Are you in your middle years? Then here is a report about the future you
A lack of employment in the over 50s and ageism are just some of the issues looked at in our latest report, 'The State of Ageing 2019'.
Whilst blogger Joyce Williams is delighted that old age is the happiest period of life, she thinks that there are still lots of challenges to overcome to ensure that everyone enjoys a fulfilling later life.
This report is about The State of Ageing in 2019.
My question to you is this: “What would you like to see in the equivalent reports for 2029, 2039 and 2049?"
I was delighted to see that this year’s version contains some excellent news.
Firstly, there will be far more old people in the future. The numbers are growing rapidly. Medical and social progress has been amazing in my lifetime. Fit, active, bonus years for us all. More than half fully independent well into their 80s.
Secondly, surveys are showing that old age is the happiest period of life. A time when people are most contented with life.
Thirdly, the current generation of 75+ are survivors of hard times. They made it through the war and rationing, the appalling housing shortage which followed and the workhouse poverty that affected many people in later life. A tough lot, they have saved and scrimped for years to get a home and fought hard battles for decent pensions, the NHS and a good education for all.
As the report shows, they made it! They challenged everything and changed our world for us.
Now they are giving back. Free childcare so daughters can work, volunteering in the community and performing unpaid caring for older relatives.
Some people are at risk of missing out on a good later life
Now for the bad news. The news that affects you.
Many people in younger generations have yet to catch up with what has happened! The idea of bonus years of life hasn’t dawned. Nor has the understanding of the battles we had to fight to create them.
Worse, the stereotypical image of historic old age lingers on. The equation ‘Young is Good therefore Old is Bad’ is, contrary to all evidence, still around. Unthinking ageism continues.
And the result is this:
People over 50 who wish to work cannot get jobs; there are a million people aged between 50 and the State Pension Age who are out of work but want to have a job. Ageism rules the workplace; it must stop.
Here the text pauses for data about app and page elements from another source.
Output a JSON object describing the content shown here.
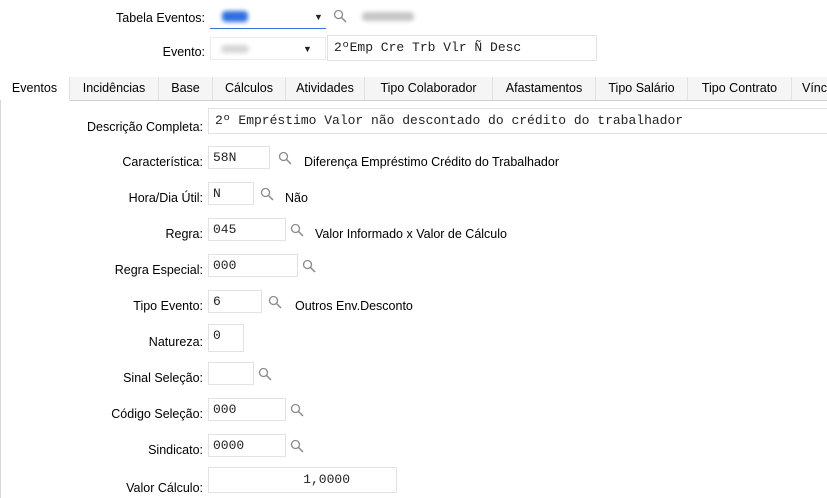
{
  "header": {
    "tabela_eventos_label": "Tabela Eventos:",
    "evento_label": "Evento:",
    "evento_desc": "2ºEmp Cre Trb Vlr Ñ Desc"
  },
  "tabs": [
    {
      "label": "Eventos",
      "active": true
    },
    {
      "label": "Incidências"
    },
    {
      "label": "Base"
    },
    {
      "label": "Cálculos"
    },
    {
      "label": "Atividades"
    },
    {
      "label": "Tipo Colaborador"
    },
    {
      "label": "Afastamentos"
    },
    {
      "label": "Tipo Salário"
    },
    {
      "label": "Tipo Contrato"
    },
    {
      "label": "Vínc"
    }
  ],
  "form": {
    "descricao": {
      "label": "Descrição Completa:",
      "value": "2º Empréstimo Valor não descontado do crédito do trabalhador"
    },
    "caracteristica": {
      "label": "Característica:",
      "value": "58N",
      "desc": "Diferença Empréstimo Crédito do Trabalhador"
    },
    "hora_dia": {
      "label": "Hora/Dia Útil:",
      "value": "N",
      "desc": "Não"
    },
    "regra": {
      "label": "Regra:",
      "value": "045",
      "desc": "Valor Informado x Valor de Cálculo"
    },
    "regra_especial": {
      "label": "Regra Especial:",
      "value": "000"
    },
    "tipo_evento": {
      "label": "Tipo Evento:",
      "value": "6",
      "desc": "Outros Env.Desconto"
    },
    "natureza": {
      "label": "Natureza:",
      "value": "0"
    },
    "sinal_selecao": {
      "label": "Sinal Seleção:",
      "value": ""
    },
    "codigo_selecao": {
      "label": "Código Seleção:",
      "value": "000"
    },
    "sindicato": {
      "label": "Sindicato:",
      "value": "0000"
    },
    "valor_calculo": {
      "label": "Valor Cálculo:",
      "value": "1,0000"
    }
  },
  "icons": {
    "search": "magnifier-icon",
    "dropdown": "dropdown-arrow-icon"
  },
  "colors": {
    "focus_underline": "#3b6fd1",
    "blurred_value": "#2f6fe0"
  }
}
And then there is the risk that the NHS is facing a future catastrophe. Not from people now in their 70s and 80s, but from the increasing levels of obesity and unfitness in the coming generations.
These are the challenges for your generation, those people in their 50s and 60s today. These are what you must tackle if you are to maintain the ground we gained for you.